Could you report every line from the entries that includes the word "icon"?

________________________________________

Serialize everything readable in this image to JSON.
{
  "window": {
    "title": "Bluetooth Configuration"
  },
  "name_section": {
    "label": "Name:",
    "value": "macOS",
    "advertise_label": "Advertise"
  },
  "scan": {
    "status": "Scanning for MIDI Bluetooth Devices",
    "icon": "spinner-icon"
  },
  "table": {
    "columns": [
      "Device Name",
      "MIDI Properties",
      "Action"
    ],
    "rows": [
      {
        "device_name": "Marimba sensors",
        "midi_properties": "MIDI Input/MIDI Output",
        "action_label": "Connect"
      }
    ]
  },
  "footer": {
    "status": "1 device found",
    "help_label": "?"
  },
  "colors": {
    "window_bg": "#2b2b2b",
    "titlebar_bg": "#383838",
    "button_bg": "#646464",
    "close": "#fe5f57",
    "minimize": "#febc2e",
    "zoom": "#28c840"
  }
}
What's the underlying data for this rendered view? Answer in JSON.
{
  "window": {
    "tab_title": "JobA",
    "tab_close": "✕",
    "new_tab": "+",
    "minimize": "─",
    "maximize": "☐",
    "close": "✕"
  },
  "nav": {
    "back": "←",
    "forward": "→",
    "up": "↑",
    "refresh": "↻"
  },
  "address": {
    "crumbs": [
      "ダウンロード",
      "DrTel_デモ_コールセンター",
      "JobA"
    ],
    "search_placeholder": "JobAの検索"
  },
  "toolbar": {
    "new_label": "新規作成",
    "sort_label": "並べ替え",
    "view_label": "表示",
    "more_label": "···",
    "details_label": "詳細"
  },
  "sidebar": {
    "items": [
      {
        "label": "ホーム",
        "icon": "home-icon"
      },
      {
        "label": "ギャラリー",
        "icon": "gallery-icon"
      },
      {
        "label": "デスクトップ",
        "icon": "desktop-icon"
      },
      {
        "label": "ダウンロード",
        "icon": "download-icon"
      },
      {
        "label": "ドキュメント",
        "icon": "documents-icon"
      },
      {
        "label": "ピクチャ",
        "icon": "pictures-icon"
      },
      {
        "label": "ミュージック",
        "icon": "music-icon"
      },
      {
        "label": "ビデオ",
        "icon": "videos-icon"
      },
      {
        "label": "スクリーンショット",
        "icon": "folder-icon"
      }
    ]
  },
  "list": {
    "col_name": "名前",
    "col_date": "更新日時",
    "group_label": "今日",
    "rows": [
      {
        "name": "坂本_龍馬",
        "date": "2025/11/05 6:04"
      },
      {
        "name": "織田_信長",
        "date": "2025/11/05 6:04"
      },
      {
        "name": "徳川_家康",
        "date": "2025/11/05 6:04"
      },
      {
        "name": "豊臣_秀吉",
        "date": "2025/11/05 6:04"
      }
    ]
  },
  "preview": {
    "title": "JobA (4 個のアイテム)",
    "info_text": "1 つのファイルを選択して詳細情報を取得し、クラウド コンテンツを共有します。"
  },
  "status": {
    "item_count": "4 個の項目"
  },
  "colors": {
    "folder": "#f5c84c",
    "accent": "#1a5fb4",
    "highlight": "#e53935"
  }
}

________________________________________

### TASK RESULT
    "icon": "spinner-icon"
        "icon": "home-icon"
        "icon": "gallery-icon"
        "icon": "desktop-icon"
        "icon": "download-icon"
        "icon": "documents-icon"
        "icon": "pictures-icon"
        "icon": "music-icon"
        "icon": "videos-icon"
        "icon": "folder-icon"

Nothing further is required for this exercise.